If the smell is so bad, how can it be a tourist attraction? I would find it difficult to live or visit there since I'm fairly sensitive to smells. It sounds like a great place if the smell was eliminated.ReplyDelete
Hi Pam, I'm sensitive to smells also, and when we first visited the springs, I expected to have to put on a mask or stay in the car. After a few minutes, I was no longer bothered by the smell, and it didn't linger on hands and clothes. It must have to do with natural odors. They tend to dissapate quickly. Man-made odors saturate and linger. When a heavily perfumed lady at church gives me a hug, smell it for hours.ReplyDelete
Wow, not sure if I'd want to join in there or not! =) thanks for the interesting post. =)ReplyDelete
Hi Eliza, thanks for stopping by. After a long week of watering hay fields, working horses, and feeding cattle, the results and benefits far out weight "becoming one with the smell."Delete
I used to live just south of Glenwood Springs in Basalt and an afternoon with my girlfriends soaking in the hot springs on a weekend afternoon was a monthly treat. Yes, the smell of eggs was prevalent but my skin has never been softer! However, since then I've been diagnosed with Multiple Sclerosis and heat is not a friend of one with MS--I take cold showers 80% of the year because heat will literally bring me to my knees as it only exacerbates our symptoms. I miss those little jaunts and you post on Pagosa Springs has really got me itching for the hot springs.

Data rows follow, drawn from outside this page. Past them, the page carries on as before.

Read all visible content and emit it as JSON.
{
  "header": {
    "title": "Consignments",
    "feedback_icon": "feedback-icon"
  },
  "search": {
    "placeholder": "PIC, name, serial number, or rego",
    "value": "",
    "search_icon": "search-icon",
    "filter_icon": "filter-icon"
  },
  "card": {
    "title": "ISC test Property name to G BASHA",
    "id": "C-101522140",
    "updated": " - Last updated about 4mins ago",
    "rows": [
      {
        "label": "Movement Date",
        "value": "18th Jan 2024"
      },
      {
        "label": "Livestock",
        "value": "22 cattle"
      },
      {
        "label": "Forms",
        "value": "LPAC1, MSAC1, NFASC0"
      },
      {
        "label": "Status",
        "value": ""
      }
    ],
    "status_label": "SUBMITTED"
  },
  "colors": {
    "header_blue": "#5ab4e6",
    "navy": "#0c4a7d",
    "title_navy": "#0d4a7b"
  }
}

I now live in Oklahoma, a bit closer to Arkansas's hot springs but knowing it could send me on vacation to the local hospital I'll just have to miss those hot springs but you enjoy a dip in them for me!ReplyDelete
I really enjoyed you post today, at any rate! :-)
kam110476 (@)gmail(dot) com
Well, it sounds like a dip in one of our chillier Colorado springs is in order! I'll definitely dedicate my next hot soak to you. I'm glad you enjoyed the post. Were you affected by the weather that spawned the tornado in Moore? My sister lives in Ponca City and she said they weren't aware of what happened until later in the day. By the way, did you finish the Christian fiction scavenger hunt? Life intervened for me - again!- so I didn't make it to all 31 stops.Delete
I live in Norman just 10 miles south of Moore and the only effect(s) the tornado had on me were that I lost cable - no big deal b/c I was reading anyway - and no phones, Internet or cell tower signal. I di finish the scavenger hunt but at 11:50pm Sunday night, I think, right at deadline time!Delete
Hey Lin, I love this post! You and I will have to go to a hot springs close by so I can enjoy the experience with you. Doesn't that sound fun?ReplyDelete
Thanks Rhonda. Yes, we'll definitely have to make a soak date. It will be a blast!Delete
Love hot springs - just wish I lived close to one!ReplyDelete
Hi Bonnie, I've been surprised at the number of springs around here. We found a small natural spring in our back pasture, just bubbling up out of the ground. I think it's too warm for the cattle and deer to drink from, but Jerry said they won't have any trouble. It doesn't smell like ones in Pagosa, but that may be because of the wide open space out here. I can't to explore on our other mountain to see if it has a spring also.Delete